In Georgia, my siblings and I ate Mexican or Tex-Mex at least twice a week. Having gone without for three months is unfathomable. I nearly cried with joy when my friends and I approached the restaurant. We walked into the quintessential setting of warm hues and faux antique finishes. I welcomed the familiar aromas and salivated as I scanned the menu. I wanted everything–but first, a Tequila Sunrise. There was so much laughter and picture taking, it was like prom-night dinner. I ordered shrimp fajitas (because I hadn’t had shrimp in three months, which is also unfathomable) and savored every drop. There wasn’t cheese, which threw me off, but I easy ordered some along with some tasty guacamole.
In Georgia, we also had Japanese at least once a week. My friends weren’t down for Japanese food (claiming that there could be no good sushi in a landlocked country) so the closest I could get was Korean. I had never eaten Korean food before, and was really excited when my friend proposed going to the ever-shady Mercado 4 and trying out a restaurant. The free appetizers were a meal in themselves, and I was glad to try traditional favorites like kimchi. There was also spicy calamari and a vegetable soup with tofu. We were rolled out of the restaurant.

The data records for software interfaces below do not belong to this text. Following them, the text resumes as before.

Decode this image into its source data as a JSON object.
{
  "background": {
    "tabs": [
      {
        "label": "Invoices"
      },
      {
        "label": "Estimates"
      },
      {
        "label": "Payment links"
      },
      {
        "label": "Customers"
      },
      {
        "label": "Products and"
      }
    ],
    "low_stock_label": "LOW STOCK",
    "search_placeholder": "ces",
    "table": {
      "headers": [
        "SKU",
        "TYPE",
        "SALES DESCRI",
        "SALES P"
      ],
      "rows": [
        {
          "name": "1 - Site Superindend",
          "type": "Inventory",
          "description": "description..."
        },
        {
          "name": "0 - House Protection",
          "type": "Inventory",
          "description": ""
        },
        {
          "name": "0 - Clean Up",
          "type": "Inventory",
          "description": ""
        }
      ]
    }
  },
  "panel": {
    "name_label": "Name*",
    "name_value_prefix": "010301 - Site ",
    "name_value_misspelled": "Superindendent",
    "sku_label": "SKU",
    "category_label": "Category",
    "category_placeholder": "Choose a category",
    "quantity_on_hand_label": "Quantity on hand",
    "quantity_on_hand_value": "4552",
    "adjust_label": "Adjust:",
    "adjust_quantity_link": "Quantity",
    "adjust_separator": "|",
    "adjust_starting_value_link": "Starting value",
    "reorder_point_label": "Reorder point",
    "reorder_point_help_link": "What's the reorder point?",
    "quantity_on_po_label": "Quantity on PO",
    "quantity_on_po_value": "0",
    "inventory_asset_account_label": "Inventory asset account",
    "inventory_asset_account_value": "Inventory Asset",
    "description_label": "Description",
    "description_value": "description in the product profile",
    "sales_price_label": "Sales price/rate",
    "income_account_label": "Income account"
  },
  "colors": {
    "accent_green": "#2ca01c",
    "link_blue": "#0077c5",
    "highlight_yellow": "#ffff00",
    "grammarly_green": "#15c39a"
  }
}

Other personal highlights include dancing until 5am, more than my fair share of coffee at a sidewalk café, and growing closer to my fellow volunteers in the process. Regardless of some of our behavior, I know that G-32 will have some kick-butt volunteers and I’m excited about the work that we will do here.

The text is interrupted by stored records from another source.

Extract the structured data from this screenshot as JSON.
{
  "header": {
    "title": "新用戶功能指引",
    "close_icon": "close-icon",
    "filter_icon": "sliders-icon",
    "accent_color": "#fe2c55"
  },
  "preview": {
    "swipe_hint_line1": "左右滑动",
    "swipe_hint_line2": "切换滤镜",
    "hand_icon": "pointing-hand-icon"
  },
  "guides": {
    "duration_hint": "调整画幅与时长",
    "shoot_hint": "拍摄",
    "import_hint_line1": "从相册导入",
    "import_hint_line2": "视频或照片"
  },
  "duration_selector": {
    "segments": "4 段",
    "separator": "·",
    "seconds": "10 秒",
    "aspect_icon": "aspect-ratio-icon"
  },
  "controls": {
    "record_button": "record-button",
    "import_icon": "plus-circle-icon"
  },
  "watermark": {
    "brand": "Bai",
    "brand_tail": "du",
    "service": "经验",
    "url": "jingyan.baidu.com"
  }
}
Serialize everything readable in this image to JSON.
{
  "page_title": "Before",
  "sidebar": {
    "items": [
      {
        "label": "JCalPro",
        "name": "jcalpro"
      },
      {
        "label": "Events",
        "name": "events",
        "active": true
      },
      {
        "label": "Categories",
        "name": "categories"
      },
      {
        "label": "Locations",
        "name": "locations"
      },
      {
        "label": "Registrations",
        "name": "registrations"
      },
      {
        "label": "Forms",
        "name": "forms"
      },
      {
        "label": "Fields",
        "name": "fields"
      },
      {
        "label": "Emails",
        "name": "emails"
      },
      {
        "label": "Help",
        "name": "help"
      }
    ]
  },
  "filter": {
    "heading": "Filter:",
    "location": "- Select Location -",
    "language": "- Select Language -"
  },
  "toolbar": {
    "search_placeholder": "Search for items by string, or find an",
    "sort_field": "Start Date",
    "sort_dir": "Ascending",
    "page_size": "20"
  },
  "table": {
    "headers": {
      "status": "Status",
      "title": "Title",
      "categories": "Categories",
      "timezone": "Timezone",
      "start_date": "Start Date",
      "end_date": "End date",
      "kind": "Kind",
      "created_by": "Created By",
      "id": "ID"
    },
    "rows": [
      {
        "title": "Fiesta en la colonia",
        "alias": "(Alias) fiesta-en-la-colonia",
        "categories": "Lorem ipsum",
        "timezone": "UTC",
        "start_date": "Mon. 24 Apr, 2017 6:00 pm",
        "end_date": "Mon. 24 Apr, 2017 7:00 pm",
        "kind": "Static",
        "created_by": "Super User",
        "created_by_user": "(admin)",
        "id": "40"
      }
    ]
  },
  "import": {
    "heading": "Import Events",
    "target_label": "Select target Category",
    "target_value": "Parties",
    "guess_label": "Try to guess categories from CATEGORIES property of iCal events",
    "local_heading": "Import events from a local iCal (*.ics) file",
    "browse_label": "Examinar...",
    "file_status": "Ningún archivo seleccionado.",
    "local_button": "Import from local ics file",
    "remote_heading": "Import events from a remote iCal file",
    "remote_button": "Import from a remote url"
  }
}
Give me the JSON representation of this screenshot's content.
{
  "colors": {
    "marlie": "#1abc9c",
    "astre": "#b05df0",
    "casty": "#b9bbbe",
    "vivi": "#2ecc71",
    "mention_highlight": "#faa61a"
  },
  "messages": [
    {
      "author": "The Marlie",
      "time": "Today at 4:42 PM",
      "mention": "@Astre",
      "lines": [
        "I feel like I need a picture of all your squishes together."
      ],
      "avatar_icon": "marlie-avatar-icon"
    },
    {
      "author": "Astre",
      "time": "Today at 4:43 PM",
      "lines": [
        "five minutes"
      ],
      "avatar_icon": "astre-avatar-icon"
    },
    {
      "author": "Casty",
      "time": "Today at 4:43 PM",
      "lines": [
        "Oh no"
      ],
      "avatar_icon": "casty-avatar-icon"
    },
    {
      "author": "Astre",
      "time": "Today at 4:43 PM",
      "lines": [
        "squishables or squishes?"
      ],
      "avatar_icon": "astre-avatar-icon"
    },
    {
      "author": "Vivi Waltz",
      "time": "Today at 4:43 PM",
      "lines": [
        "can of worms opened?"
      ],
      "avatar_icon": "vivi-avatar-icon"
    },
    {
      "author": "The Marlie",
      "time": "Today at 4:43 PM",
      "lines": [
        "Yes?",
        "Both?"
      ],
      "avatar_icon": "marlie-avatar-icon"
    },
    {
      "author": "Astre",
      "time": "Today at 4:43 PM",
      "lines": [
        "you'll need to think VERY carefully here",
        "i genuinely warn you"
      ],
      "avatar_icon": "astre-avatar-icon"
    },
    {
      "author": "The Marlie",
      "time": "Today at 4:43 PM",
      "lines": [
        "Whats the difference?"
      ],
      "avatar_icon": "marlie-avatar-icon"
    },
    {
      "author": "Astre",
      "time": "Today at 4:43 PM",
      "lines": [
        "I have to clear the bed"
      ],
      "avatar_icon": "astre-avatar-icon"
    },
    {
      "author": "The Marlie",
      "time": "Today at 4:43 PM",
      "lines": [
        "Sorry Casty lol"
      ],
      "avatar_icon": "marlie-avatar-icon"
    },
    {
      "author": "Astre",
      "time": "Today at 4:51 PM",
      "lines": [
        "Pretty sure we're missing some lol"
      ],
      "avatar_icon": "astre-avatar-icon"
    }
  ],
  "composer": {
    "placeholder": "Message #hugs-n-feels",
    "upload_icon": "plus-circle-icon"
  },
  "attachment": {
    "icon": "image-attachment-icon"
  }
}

FIRST DAYS AT SITE
We can’t do great things if we can’t get to our freakin’ sites. For some of us, just getting to our new homes on Tuesday was a pain. Some roads flooded, trapping volunteers between Asuncion and unknown towns on the way to their sites. Others had buses that only left twice a day to take them to sites hours away—don’t be late or you’re stuck waiting 24 hours or more for your next ride.

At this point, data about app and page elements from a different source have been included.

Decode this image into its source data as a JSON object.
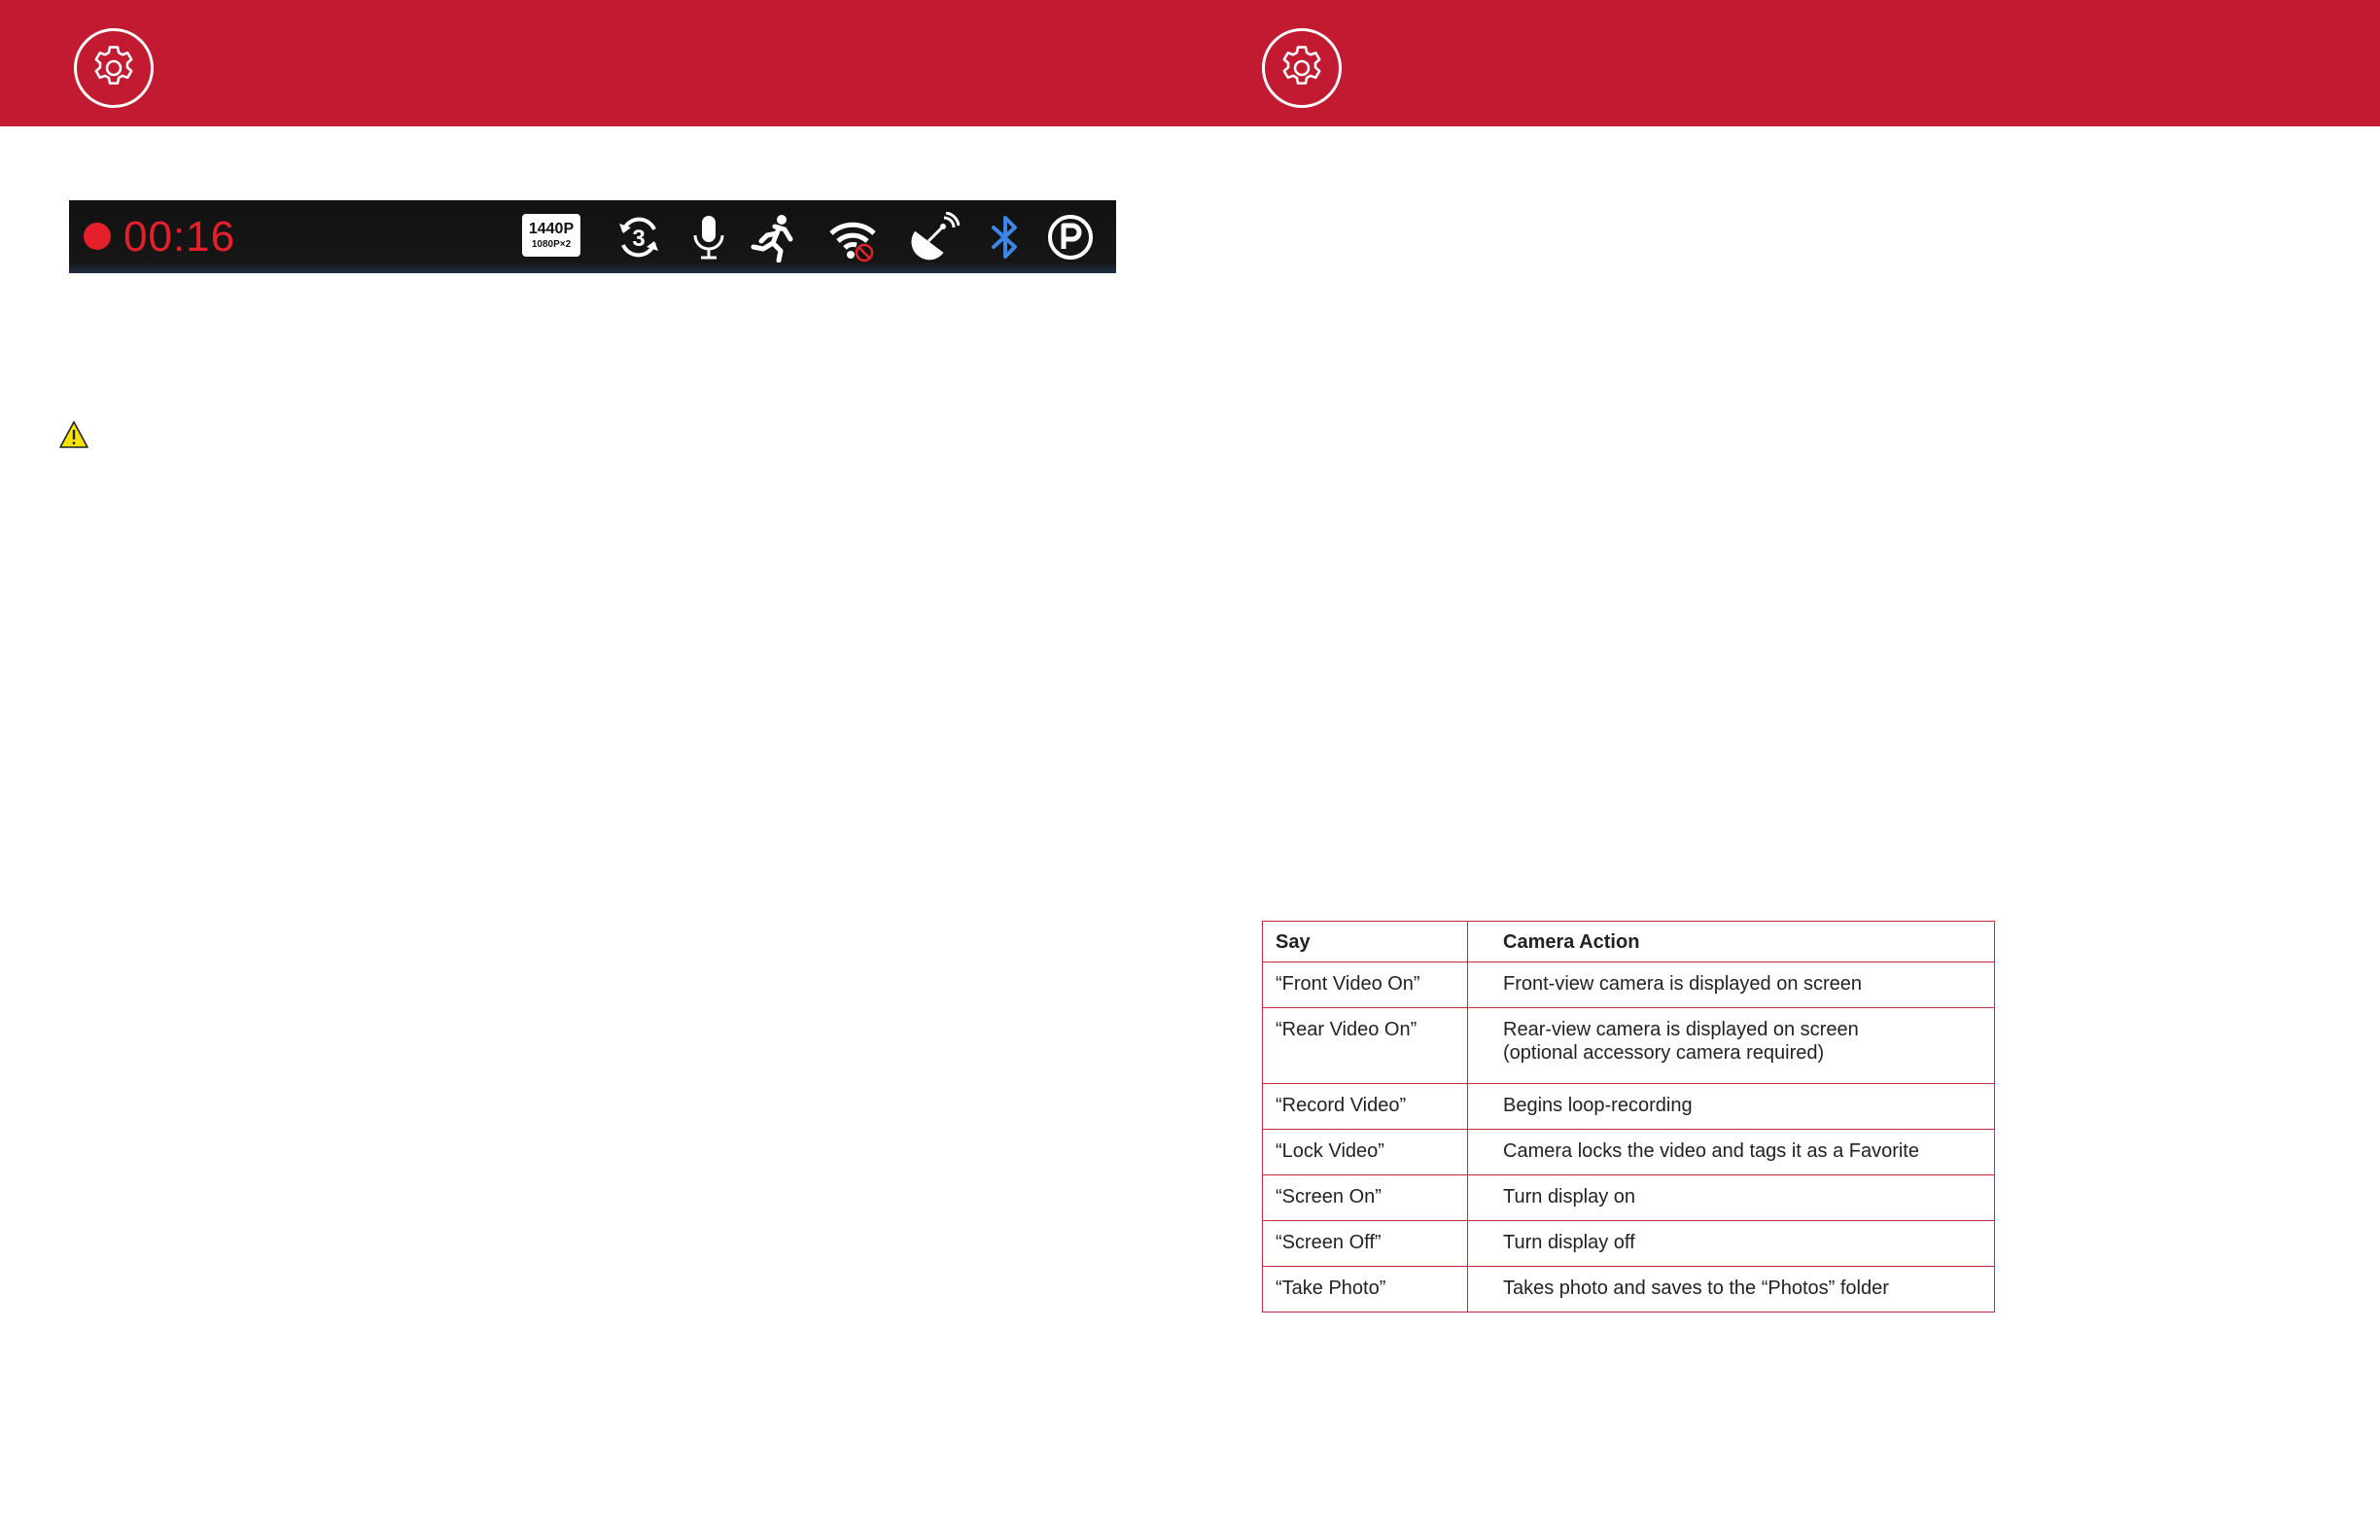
{
  "icons": {
    "header_left": "gear-icon",
    "header_right": "gear-icon",
    "warning": "warning-icon"
  },
  "colors": {
    "brand_red": "#c21a30",
    "table_border": "#c8283e",
    "record_red": "#e5202a",
    "bluetooth_blue": "#3d86e6",
    "warning_yellow": "#f6e300"
  },
  "status_bar": {
    "record_time": "00:16",
    "resolution_main": "1440P",
    "resolution_sub": "1080P×2",
    "loop_minutes": "3",
    "icons": [
      "record-dot-icon",
      "resolution-icon",
      "loop-recording-icon",
      "microphone-icon",
      "motion-detection-icon",
      "wifi-off-icon",
      "gps-icon",
      "bluetooth-icon",
      "parking-mode-icon"
    ]
  },
  "voice_commands": {
    "headers": {
      "say": "Say",
      "action": "Camera Action"
    },
    "rows": [
      {
        "say": "“Front Video On”",
        "action": [
          "Front-view camera is displayed on screen"
        ]
      },
      {
        "say": "“Rear Video On”",
        "action": [
          "Rear-view camera is displayed on screen",
          "(optional accessory camera required)"
        ]
      },
      {
        "say": "“Record Video”",
        "action": [
          "Begins loop-recording"
        ]
      },
      {
        "say": "“Lock Video”",
        "action": [
          "Camera locks the video and tags it as a Favorite"
        ]
      },
      {
        "say": "“Screen On”",
        "action": [
          "Turn display on"
        ]
      },
      {
        "say": "“Screen Off”",
        "action": [
          "Turn display off"
        ]
      },
      {
        "say": "“Take Photo”",
        "action": [
          "Takes photo and saves to the “Photos” folder"
        ]
      }
    ]
  }
}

For me, I arrived without much of a problem, only to find that I didn’t have place to stay. The teacher who was going to rent her house to rented it out to someone else at the last minute. And by last minute I mean she didn’t even tell me until I called her that morning. Anyway, the current volunteer in my site was able to find a place for me to stay and everything worked out. Likely for the best. I slept in a community center for the first two nights (NOT glamorous) before moving in with the family next door. Now I am sleeping in an old store (also NOT glamorous, but this is the Peace Corps). The plus side, which outweighs all, is that I am staying with an amazingly awesome family.
Wednesday, the current volunteer and I went to the neighboring pueblo of Santani (San Estanislao). It’s pretty perfect. There is a great grocery store that has a few American favorites, a mini Mercado 4 that is infinitely less shady but just as inexpensive, and a café with wi-fi. I think I’m set. This is the Peace Corps but I never claimed to be campo material.
Tomorrow I’m going to drag myself out of my comfort zone and head to the schools. I plan to start simple, working only with preschool and kindergarten for 4 hours, 3 days a week. I also want to pull kids out the classes that are really behind and work with them one on one in the area of writing/reading. The great thing about it all is that I can work at my own pace as long as I communicate my plans well to the teachers. As I grow more comfortable with my language abilities, I can increase my hours and work with more grades.
Prayers are welcomed. Wish me luck. Positive vibes are needed. Whatever your sense of peace, send it my way :o)